todo list applications out there. I have been using it regularly for a
little while though and like it for a number of reasons.
The main reason I like it is the interface is really simple. It’s all
about adding tasks and completing them, so that’s what the interface
helps you to do. I added a cool little feature that lets you focus on a
groups of tasks by selecting the tag you’re interested in. I find this
to be all I really need to keep track of what I need to do.
Since I have the code and can push a new release whenever I want if
there is ever something I need from the application I can just add it.
Since the project is open source you can fork
it and do the same. I’ll gladly
pull in new features and bug fixes and release them to the main
Todoly.net website as well.
Where to now?
I have a number of features I would like to add to the application such
as task reordering, making a better homepage and making some tweaks to
clean up the UI a little more. I probably wont get to those until it
becomes a problem with my everyday use.
Until then I’m going to start working on a native iPhone application
that talks to Todoly. I fixed up the styling the
other day so that it works pretty well in Safari on the iPhone but going
with the same premise for the Todoly web
application, I want to actually finish and release an iPhone app. I’ve
already started and the source will also go up on GitHub once I make a
little more progress. I’m also going to try and make it so you can point
the iPhone application to a different url for it’s data, so if you want
to run your own Todoly somewhere else or run
glongmans version it should
“Just Work” ™ with those backends.
I’m also curious about making a Rails app an Oauth2 provider so I might
build this into Todoly to start playing around with
that.
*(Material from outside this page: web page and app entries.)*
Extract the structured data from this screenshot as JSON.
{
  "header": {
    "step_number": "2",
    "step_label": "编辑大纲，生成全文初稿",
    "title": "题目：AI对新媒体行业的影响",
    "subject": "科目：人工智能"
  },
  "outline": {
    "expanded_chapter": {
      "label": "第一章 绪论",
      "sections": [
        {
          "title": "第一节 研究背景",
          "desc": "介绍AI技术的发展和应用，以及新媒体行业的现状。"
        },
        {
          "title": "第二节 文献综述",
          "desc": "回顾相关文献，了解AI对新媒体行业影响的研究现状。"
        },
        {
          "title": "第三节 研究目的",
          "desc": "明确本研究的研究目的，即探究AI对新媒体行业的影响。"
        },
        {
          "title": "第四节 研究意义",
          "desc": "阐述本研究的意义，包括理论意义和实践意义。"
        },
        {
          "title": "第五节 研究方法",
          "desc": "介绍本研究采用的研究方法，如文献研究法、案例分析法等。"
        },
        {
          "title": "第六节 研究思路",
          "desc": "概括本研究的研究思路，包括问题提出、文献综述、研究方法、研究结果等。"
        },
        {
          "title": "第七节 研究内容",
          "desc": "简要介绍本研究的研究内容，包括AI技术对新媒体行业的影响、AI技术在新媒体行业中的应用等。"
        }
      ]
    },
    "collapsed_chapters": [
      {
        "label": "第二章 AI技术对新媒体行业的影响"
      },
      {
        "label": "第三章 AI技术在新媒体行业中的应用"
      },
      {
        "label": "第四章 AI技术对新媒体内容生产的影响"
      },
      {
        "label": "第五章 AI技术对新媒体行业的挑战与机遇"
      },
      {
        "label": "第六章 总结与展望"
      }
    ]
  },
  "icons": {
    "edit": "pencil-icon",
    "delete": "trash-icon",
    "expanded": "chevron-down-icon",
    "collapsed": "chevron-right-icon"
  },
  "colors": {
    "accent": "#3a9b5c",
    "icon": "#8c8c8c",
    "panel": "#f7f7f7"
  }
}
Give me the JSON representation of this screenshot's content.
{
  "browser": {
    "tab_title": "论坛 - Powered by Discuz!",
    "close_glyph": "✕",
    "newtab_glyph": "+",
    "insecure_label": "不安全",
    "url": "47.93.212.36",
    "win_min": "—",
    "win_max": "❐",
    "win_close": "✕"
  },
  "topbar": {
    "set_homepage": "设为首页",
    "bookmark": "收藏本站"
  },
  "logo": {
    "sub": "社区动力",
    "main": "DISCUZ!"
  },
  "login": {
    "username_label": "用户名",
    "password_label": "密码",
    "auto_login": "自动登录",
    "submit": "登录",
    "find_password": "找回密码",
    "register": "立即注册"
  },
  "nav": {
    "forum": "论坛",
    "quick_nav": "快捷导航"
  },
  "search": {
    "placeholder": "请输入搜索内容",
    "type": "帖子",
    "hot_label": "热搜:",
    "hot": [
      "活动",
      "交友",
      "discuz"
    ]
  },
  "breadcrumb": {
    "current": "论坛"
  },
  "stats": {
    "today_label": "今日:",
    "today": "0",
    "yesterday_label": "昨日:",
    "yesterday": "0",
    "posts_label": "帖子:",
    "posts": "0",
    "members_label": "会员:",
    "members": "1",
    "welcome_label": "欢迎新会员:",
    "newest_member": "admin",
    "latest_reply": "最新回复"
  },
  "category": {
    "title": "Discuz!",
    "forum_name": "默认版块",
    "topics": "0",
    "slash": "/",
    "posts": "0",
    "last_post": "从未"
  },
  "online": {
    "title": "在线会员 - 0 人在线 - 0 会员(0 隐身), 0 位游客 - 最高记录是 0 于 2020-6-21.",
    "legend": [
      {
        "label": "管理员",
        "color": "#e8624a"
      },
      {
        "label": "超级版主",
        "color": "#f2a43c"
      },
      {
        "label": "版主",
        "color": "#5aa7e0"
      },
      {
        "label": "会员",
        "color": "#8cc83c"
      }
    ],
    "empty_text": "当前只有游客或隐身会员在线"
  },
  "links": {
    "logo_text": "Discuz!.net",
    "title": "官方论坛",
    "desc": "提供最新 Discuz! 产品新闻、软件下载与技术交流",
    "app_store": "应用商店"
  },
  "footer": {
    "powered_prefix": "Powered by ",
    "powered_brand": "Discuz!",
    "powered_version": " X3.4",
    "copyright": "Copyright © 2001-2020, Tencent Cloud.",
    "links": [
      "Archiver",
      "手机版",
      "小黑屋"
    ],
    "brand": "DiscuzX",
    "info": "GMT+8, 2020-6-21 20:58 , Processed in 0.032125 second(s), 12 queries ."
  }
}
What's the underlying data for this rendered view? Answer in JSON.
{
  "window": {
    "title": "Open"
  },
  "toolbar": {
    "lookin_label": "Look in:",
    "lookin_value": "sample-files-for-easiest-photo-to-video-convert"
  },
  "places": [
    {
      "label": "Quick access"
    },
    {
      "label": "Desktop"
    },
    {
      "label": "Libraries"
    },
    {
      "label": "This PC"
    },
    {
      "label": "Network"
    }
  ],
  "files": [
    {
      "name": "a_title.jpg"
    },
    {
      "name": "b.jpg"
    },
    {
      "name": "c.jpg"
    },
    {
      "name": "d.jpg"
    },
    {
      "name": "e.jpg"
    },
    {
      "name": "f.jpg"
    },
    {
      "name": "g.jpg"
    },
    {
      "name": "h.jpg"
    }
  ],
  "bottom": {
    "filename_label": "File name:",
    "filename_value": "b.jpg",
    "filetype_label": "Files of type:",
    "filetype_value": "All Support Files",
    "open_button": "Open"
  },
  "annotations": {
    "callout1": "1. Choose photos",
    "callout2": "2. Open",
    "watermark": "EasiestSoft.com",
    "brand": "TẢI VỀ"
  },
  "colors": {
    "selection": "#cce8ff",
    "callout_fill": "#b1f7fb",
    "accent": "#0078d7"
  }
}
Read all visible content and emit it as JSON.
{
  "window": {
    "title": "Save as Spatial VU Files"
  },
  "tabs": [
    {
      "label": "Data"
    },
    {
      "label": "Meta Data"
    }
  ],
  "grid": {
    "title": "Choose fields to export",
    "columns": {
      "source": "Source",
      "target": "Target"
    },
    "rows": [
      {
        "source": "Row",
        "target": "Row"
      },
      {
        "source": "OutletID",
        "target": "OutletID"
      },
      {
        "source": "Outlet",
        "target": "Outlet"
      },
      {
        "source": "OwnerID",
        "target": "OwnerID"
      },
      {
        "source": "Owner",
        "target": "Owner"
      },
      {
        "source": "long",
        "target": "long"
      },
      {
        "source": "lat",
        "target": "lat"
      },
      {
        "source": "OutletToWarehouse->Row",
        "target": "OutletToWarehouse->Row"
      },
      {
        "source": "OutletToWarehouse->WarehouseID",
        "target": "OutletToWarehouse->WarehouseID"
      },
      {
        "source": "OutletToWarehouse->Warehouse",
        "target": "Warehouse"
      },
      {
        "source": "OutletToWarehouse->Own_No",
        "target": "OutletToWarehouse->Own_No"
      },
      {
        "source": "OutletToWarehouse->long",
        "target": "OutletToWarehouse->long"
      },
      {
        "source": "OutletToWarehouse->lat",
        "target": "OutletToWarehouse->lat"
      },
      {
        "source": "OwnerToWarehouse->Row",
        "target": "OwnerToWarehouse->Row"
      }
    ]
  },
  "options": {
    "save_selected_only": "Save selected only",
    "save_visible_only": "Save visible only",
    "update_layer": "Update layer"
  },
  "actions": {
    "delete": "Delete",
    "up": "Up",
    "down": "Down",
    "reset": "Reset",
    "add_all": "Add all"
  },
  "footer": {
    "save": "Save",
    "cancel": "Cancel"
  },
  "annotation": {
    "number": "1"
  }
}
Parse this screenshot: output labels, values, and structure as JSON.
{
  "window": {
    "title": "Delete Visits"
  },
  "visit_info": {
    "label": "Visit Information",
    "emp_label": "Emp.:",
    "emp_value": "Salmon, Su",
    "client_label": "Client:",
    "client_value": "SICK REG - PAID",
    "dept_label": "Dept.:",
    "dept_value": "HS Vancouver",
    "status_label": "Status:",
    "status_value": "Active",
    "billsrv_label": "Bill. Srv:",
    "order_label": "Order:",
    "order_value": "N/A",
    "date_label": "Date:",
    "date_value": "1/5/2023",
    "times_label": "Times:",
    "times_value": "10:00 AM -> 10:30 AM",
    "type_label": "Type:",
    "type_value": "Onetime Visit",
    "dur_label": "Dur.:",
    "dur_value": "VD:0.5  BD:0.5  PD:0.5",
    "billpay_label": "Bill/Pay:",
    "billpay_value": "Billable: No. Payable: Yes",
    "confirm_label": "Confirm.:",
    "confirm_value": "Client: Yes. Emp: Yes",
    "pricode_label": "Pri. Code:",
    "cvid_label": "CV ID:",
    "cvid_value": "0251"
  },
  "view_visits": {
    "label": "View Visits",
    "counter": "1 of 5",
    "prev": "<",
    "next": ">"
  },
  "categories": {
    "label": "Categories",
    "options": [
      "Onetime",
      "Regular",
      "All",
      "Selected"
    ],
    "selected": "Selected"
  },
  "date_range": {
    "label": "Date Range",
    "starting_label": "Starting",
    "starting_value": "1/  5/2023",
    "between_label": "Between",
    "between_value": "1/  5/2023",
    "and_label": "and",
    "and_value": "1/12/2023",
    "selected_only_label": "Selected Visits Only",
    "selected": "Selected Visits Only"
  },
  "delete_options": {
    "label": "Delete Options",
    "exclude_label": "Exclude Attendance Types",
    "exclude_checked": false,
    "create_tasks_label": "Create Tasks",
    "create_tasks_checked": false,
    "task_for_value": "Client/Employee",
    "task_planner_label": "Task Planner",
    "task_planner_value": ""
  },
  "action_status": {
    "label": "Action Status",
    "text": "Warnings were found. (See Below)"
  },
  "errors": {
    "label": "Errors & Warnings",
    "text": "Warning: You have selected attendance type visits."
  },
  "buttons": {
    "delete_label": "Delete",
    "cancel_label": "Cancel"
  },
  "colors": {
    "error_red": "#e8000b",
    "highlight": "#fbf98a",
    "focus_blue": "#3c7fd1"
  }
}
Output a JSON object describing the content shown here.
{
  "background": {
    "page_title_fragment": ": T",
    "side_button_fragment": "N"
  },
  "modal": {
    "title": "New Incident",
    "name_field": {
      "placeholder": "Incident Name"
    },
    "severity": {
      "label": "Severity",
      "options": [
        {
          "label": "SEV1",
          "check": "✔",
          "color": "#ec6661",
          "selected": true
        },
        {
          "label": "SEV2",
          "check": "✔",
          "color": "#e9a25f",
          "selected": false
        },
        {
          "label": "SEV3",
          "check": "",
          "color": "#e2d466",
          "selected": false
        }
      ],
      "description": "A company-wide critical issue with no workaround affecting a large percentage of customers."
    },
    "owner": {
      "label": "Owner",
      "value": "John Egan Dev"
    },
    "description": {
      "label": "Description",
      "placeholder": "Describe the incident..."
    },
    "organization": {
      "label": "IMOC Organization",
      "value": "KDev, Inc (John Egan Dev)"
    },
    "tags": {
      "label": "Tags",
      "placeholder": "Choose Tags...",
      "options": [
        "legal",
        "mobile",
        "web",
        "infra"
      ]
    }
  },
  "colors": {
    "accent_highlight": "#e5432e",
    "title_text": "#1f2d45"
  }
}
There doesn’t seem to be a whole lot of up to date information on
doing this so it would be nice to get a good example or even extract a
gem out of the work.
Anyways, that’s all I have to say about Todoly at
the moment. Please check it out and let me know what you think, either
in the comments here or by sending me an email at firstname.lastname@example.org.
In the latest version of X11 (on Snow Leopard at least) there is an
option in the preferences to allow clicks to go through windows.
This makes applications like Gimp actually usable in OS X since you
don’t have to click twice anymore (once to activate the window and
another time to click the actual tool or menu you wanted)
The Asterisk background command can take multiple files to play,
each joined by ‘&’
Adhearsions get_digits, :play[“file1”, “file2”…] plays the files
in order and is interruptible by pressing a key, much like the
Asterisk background command.
If naming a class/module/file with the same name as something in the
Ruby Standard Library they should be scoped by a unique name to
Rails adds ‘collection_ids’ method to models that have a belongs_to association. This gets you all the ids of the associated objects in an array. ex:
If you’re having trouble with the Glassfish Admin not loading it could be it’s trying to check for updates over the network. We found some good instructions on how to disable this by editing the glassfish domain.xml and removing some jars. Note that in our setup the xml file was at
Remove update tool jar (Backup and remove this JAR)
Delete this dir:
To follow redirects with curl add the -L option
We watch a new webcast on
JRuby that highlights a few interesting features, most notable
being that the next version of JRuby and warbler will allow you to
build a executable jar file with a embedded web server. This is also
interesting because you can have it only package class files so you
don’t need to distribute your source with the application.
Also from the JRuby webcast some interesting tools:
VisualVM for profiling
your java or jruby applications.